[Task data — start]
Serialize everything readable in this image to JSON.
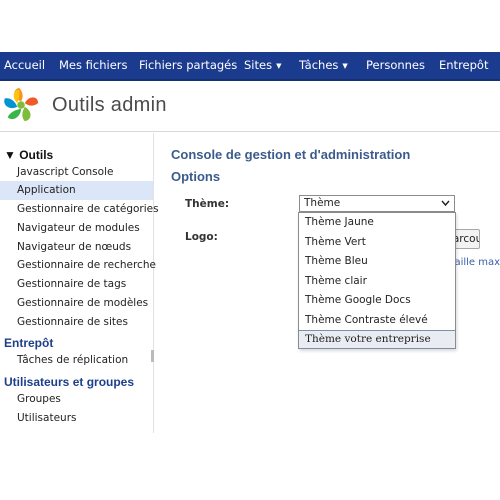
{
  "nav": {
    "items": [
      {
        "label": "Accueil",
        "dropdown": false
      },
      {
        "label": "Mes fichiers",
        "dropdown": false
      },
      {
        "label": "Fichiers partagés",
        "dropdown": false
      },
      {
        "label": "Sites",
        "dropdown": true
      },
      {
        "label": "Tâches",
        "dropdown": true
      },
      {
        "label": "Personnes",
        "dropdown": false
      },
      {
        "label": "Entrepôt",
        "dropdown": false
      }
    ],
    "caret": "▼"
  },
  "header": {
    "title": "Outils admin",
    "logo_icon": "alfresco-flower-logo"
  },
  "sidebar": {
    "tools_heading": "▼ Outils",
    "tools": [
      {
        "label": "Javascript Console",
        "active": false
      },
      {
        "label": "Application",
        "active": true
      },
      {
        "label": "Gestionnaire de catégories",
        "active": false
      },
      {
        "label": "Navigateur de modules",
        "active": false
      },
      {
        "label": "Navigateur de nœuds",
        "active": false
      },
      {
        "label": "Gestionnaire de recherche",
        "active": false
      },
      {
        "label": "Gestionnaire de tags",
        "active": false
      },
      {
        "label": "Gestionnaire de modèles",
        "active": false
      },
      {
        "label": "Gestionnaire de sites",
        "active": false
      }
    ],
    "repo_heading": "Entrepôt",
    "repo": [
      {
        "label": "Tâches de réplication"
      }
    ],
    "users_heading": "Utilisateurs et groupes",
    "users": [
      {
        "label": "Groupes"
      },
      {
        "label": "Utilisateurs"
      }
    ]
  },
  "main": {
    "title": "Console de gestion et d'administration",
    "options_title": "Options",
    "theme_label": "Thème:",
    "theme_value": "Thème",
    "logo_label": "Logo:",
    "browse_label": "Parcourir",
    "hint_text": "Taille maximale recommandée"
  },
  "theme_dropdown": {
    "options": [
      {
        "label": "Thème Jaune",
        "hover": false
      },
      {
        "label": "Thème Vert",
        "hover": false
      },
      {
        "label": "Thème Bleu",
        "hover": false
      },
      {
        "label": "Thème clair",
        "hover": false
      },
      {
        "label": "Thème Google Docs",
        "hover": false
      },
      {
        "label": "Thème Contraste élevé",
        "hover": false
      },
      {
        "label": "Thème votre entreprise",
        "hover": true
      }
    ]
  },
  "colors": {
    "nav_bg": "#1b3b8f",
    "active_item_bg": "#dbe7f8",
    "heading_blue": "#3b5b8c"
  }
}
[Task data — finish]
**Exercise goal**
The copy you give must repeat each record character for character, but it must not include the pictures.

**Expected output**
Serialize everything readable in this image to JSON.
{
  "nav": {
    "items": [
      {
        "label": "Accueil",
        "dropdown": false
      },
      {
        "label": "Mes fichiers",
        "dropdown": false
      },
      {
        "label": "Fichiers partagés",
        "dropdown": false
      },
      {
        "label": "Sites",
        "dropdown": true
      },
      {
        "label": "Tâches",
        "dropdown": true
      },
      {
        "label": "Personnes",
        "dropdown": false
      },
      {
        "label": "Entrepôt",
        "dropdown": false
      }
    ],
    "caret": "▼"
  },
  "header": {
    "title": "Outils admin",
    "logo_icon": "alfresco-flower-logo"
  },
  "sidebar": {
    "tools_heading": "▼ Outils",
    "tools": [
      {
        "label": "Javascript Console",
        "active": false
      },
      {
        "label": "Application",
        "active": true
      },
      {
        "label": "Gestionnaire de catégories",
        "active": false
      },
      {
        "label": "Navigateur de modules",
        "active": false
      },
      {
        "label": "Navigateur de nœuds",
        "active": false
      },
      {
        "label": "Gestionnaire de recherche",
        "active": false
      },
      {
        "label": "Gestionnaire de tags",
        "active": false
      },
      {
        "label": "Gestionnaire de modèles",
        "active": false
      },
      {
        "label": "Gestionnaire de sites",
        "active": false
      }
    ],
    "repo_heading": "Entrepôt",
    "repo": [
      {
        "label": "Tâches de réplication"
      }
    ],
    "users_heading": "Utilisateurs et groupes",
    "users": [
      {
        "label": "Groupes"
      },
      {
        "label": "Utilisateurs"
      }
    ]
  },
  "main": {
    "title": "Console de gestion et d'administration",
    "options_title": "Options",
    "theme_label": "Thème:",
    "theme_value": "Thème",
    "logo_label": "Logo:",
    "browse_label": "Parcourir",
    "hint_text": "Taille maximale recommandée"
  },
  "theme_dropdown": {
    "options": [
      {
        "label": "Thème Jaune",
        "hover": false
      },
      {
        "label": "Thème Vert",
        "hover": false
      },
      {
        "label": "Thème Bleu",
        "hover": false
      },
      {
        "label": "Thème clair",
        "hover": false
      },
      {
        "label": "Thème Google Docs",
        "hover": false
      },
      {
        "label": "Thème Contraste élevé",
        "hover": false
      },
      {
        "label": "Thème votre entreprise",
        "hover": true
      }
    ]
  },
  "colors": {
    "nav_bg": "#1b3b8f",
    "active_item_bg": "#dbe7f8",
    "heading_blue": "#3b5b8c"
  }
}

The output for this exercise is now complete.